Ships are normally designed for a single condition, representing one loading condition and a ‘design’ speed in calm water. Ships very rarely operate at this single condition. Designing a ship for real operational conditions (wind, waves, speeds, loading conditions) will lead to reduced CO2 emissions. This requires knowledge of a ship’s fuel consumption in waves.
There are currently no accepted means to predict, measure or analyse ship performance for actual operational profiles; an essential pre-requisite for designing for real conditions. The most reliable means to establish both power in calm water and power increases in waves is through scale-model testing. Almost all model-testing focuses only on ship added resistance in waves (drag) and neglects the effects of propeller efficiency, propeller-hull and propellermachinery interactions in waves. There are also uncertainties associated with scaling of results and limitation to the sea-states tested. Recent advances in computational fluid dynamics analysis (CFD) are starting to make this a viable alternative, but also typically do not include propeller efficiency and machinery interactions and are generally restricted to head waves. Prpic-Orsic and Faltinsen (2012), in a rare investigation into overall propulsive power in waves, concluded that in high sea-states the effects of propeller efficiency on fuel consumption were in fact larger than the ‘added resistance’. However, this study relied on quasi-steady modelling of the dynamic problem, based on propeller efficiencies measured at varied immersion depths. It also neglected the effects of immersion on torque.
Objectives This research project aims to quantify accurately ship added power in waves through (i) analysis of data measured onboard vessels, (ii) measurement and prediction of propeller open-water efficiency in unsteady flow conditions induced by ship motions in waves using the Boldrewood towing tank with detailed flow measurement (PIV) and motion capture capability, (iii) investigation of propeller-machinery interactions in unsteady operation, (iv) performance of realistic energy-efficiency devices (such as propeller-boss-cap-fins, or upstream ducts or fins) in actual conditions.
A very good undergraduate degree (at least a UK 2:1 honours degree, or its international equivalent).
Closing date: applications should be received no later than 31 August 2020 for standard admissions, but later applications may be considered depending on the funds remaining in place.
Funding: full tuition fees for EU/UK students plus for UK students, an enhanced stipend of £15,009 tax-free per annum for up to 3.5 years.
How To Apply
Applications should be made online here selecting “PhD Eng & Env (Full time)” as the programme. Please enter Dominic Hudson under the proposed supervisor.

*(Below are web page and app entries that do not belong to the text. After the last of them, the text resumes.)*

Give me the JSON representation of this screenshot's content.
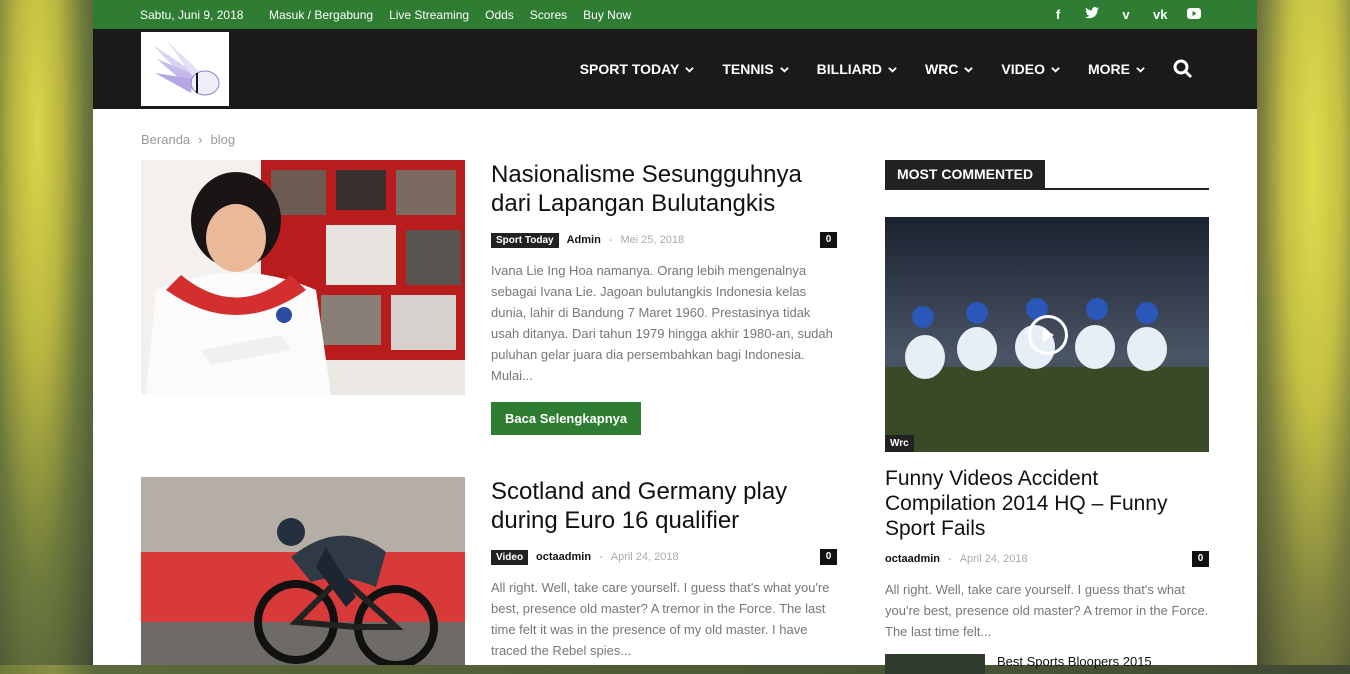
{
  "topbar": {
    "date": "Sabtu, Juni 9, 2018",
    "links": [
      "Masuk / Bergabung",
      "Live Streaming",
      "Odds",
      "Scores",
      "Buy Now"
    ]
  },
  "header": {
    "nav": [
      "SPORT TODAY",
      "TENNIS",
      "BILLIARD",
      "WRC",
      "VIDEO",
      "MORE"
    ]
  },
  "breadcrumb": {
    "home": "Beranda",
    "sep": "›",
    "current": "blog"
  },
  "posts": [
    {
      "title": "Nasionalisme Sesungguhnya dari Lapangan Bulutangkis",
      "category": "Sport Today",
      "author": "Admin",
      "date": "Mei 25, 2018",
      "comments": "0",
      "excerpt": "Ivana Lie Ing Hoa namanya. Orang lebih mengenalnya sebagai Ivana Lie. Jagoan bulutangkis Indonesia kelas dunia, lahir di Bandung 7 Maret 1960. Prestasinya tidak usah ditanya. Dari tahun 1979 hingga akhir 1980-an, sudah puluhan gelar juara dia persembahkan bagi Indonesia. Mulai...",
      "button": "Baca Selengkapnya"
    },
    {
      "title": "Scotland and Germany play during Euro 16 qualifier",
      "category": "Video",
      "author": "octaadmin",
      "date": "April 24, 2018",
      "comments": "0",
      "excerpt": "All right. Well, take care yourself. I guess that's what you're best, presence old master? A tremor in the Force. The last time felt it was in the presence of my old master. I have traced the Rebel spies..."
    }
  ],
  "sidebar": {
    "block_title": "MOST COMMENTED",
    "post": {
      "tag": "Wrc",
      "title": "Funny Videos Accident Compilation 2014 HQ – Funny Sport Fails",
      "author": "octaadmin",
      "date": "April 24, 2018",
      "comments": "0",
      "excerpt": "All right. Well, take care yourself. I guess that's what you're best, presence old master? A tremor in the Force. The last time felt..."
    },
    "next_title": "Best Sports Bloopers 2015"
  },
  "colors": {
    "accent": "#2e7d32",
    "dark": "#1a1a1a"
  }
}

Applications should include:
Two reference letters
Degree Transcripts to date
Apply online: https://www.southampton.ac.uk/courses/how-to-apply/postgraduate-applications.page
For further information please contact: [email protected]